_ACTIVITY_. Output the entire listing that follows verbatim.

_DATASET RECORDS_.

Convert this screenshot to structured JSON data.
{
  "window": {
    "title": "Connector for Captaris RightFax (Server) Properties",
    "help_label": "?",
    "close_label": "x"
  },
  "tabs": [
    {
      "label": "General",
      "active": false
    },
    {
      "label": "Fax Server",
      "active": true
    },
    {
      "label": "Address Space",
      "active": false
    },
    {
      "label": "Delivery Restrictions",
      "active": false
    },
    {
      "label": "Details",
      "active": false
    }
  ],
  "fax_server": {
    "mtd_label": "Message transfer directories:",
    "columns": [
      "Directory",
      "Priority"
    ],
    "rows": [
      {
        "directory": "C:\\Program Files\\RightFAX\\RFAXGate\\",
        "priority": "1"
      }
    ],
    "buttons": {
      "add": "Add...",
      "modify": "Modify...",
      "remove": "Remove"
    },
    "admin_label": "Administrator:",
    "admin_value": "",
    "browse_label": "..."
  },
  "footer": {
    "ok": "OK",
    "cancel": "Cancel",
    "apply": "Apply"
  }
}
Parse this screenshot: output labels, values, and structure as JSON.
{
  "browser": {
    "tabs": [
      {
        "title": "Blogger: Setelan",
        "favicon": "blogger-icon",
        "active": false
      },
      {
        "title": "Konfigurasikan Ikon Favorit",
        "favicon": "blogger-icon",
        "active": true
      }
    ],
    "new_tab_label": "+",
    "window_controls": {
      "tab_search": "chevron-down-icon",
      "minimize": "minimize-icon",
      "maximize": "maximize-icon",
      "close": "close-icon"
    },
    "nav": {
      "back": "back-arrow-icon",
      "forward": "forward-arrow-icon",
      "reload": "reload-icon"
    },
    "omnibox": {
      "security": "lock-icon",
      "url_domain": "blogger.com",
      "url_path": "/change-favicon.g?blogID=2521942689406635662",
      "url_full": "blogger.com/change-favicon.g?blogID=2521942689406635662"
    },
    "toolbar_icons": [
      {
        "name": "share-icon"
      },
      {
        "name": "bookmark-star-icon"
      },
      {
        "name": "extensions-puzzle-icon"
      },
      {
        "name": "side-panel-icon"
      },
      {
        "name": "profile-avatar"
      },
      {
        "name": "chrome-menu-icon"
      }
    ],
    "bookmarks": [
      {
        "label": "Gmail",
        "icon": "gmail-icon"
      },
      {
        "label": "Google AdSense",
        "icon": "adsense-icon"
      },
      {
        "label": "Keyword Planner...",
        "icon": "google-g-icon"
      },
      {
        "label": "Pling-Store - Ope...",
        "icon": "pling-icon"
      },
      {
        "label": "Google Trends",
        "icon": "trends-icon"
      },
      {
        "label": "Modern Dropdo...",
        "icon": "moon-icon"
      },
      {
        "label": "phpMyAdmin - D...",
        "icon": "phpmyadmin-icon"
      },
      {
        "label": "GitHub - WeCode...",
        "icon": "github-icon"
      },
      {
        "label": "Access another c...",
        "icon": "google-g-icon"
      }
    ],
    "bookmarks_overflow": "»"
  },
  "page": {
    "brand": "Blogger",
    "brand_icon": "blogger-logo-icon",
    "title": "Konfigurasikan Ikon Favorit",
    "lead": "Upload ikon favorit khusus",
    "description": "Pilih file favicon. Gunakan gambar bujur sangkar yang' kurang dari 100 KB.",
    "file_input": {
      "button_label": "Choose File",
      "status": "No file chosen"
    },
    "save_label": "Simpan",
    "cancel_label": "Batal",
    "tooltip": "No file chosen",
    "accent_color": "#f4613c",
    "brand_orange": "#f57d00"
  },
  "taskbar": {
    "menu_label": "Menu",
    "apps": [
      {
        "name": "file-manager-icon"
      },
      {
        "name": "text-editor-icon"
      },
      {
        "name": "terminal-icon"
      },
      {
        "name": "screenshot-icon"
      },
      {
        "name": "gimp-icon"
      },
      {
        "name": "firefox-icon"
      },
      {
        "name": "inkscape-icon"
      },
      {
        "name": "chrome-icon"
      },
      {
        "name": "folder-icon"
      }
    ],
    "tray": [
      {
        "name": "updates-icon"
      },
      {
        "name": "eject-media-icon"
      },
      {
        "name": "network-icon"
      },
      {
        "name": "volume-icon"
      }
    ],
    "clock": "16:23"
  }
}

_FINAL ANSWER_.
Convert this screenshot to structured JSON data.
{
  "window": {
    "title": "Connector for Captaris RightFax (Server) Properties",
    "help_label": "?",
    "close_label": "x"
  },
  "tabs": [
    {
      "label": "General",
      "active": false
    },
    {
      "label": "Fax Server",
      "active": true
    },
    {
      "label": "Address Space",
      "active": false
    },
    {
      "label": "Delivery Restrictions",
      "active": false
    },
    {
      "label": "Details",
      "active": false
    }
  ],
  "fax_server": {
    "mtd_label": "Message transfer directories:",
    "columns": [
      "Directory",
      "Priority"
    ],
    "rows": [
      {
        "directory": "C:\\Program Files\\RightFAX\\RFAXGate\\",
        "priority": "1"
      }
    ],
    "buttons": {
      "add": "Add...",
      "modify": "Modify...",
      "remove": "Remove"
    },
    "admin_label": "Administrator:",
    "admin_value": "",
    "browse_label": "..."
  },
  "footer": {
    "ok": "OK",
    "cancel": "Cancel",
    "apply": "Apply"
  }
}
Parse this screenshot: output labels, values, and structure as JSON.
{
  "browser": {
    "tabs": [
      {
        "title": "Blogger: Setelan",
        "favicon": "blogger-icon",
        "active": false
      },
      {
        "title": "Konfigurasikan Ikon Favorit",
        "favicon": "blogger-icon",
        "active": true
      }
    ],
    "new_tab_label": "+",
    "window_controls": {
      "tab_search": "chevron-down-icon",
      "minimize": "minimize-icon",
      "maximize": "maximize-icon",
      "close": "close-icon"
    },
    "nav": {
      "back": "back-arrow-icon",
      "forward": "forward-arrow-icon",
      "reload": "reload-icon"
    },
    "omnibox": {
      "security": "lock-icon",
      "url_domain": "blogger.com",
      "url_path": "/change-favicon.g?blogID=2521942689406635662",
      "url_full": "blogger.com/change-favicon.g?blogID=2521942689406635662"
    },
    "toolbar_icons": [
      {
        "name": "share-icon"
      },
      {
        "name": "bookmark-star-icon"
      },
      {
        "name": "extensions-puzzle-icon"
      },
      {
        "name": "side-panel-icon"
      },
      {
        "name": "profile-avatar"
      },
      {
        "name": "chrome-menu-icon"
      }
    ],
    "bookmarks": [
      {
        "label": "Gmail",
        "icon": "gmail-icon"
      },
      {
        "label": "Google AdSense",
        "icon": "adsense-icon"
      },
      {
        "label": "Keyword Planner...",
        "icon": "google-g-icon"
      },
      {
        "label": "Pling-Store - Ope...",
        "icon": "pling-icon"
      },
      {
        "label": "Google Trends",
        "icon": "trends-icon"
      },
      {
        "label": "Modern Dropdo...",
        "icon": "moon-icon"
      },
      {
        "label": "phpMyAdmin - D...",
        "icon": "phpmyadmin-icon"
      },
      {
        "label": "GitHub - WeCode...",
        "icon": "github-icon"
      },
      {
        "label": "Access another c...",
        "icon": "google-g-icon"
      }
    ],
    "bookmarks_overflow": "»"
  },
  "page": {
    "brand": "Blogger",
    "brand_icon": "blogger-logo-icon",
    "title": "Konfigurasikan Ikon Favorit",
    "lead": "Upload ikon favorit khusus",
    "description": "Pilih file favicon. Gunakan gambar bujur sangkar yang' kurang dari 100 KB.",
    "file_input": {
      "button_label": "Choose File",
      "status": "No file chosen"
    },
    "save_label": "Simpan",
    "cancel_label": "Batal",
    "tooltip": "No file chosen",
    "accent_color": "#f4613c",
    "brand_orange": "#f57d00"
  },
  "taskbar": {
    "menu_label": "Menu",
    "apps": [
      {
        "name": "file-manager-icon"
      },
      {
        "name": "text-editor-icon"
      },
      {
        "name": "terminal-icon"
      },
      {
        "name": "screenshot-icon"
      },
      {
        "name": "gimp-icon"
      },
      {
        "name": "firefox-icon"
      },
      {
        "name": "inkscape-icon"
      },
      {
        "name": "chrome-icon"
      },
      {
        "name": "folder-icon"
      }
    ],
    "tray": [
      {
        "name": "updates-icon"
      },
      {
        "name": "eject-media-icon"
      },
      {
        "name": "network-icon"
      },
      {
        "name": "volume-icon"
      }
    ],
    "clock": "16:23"
  }
}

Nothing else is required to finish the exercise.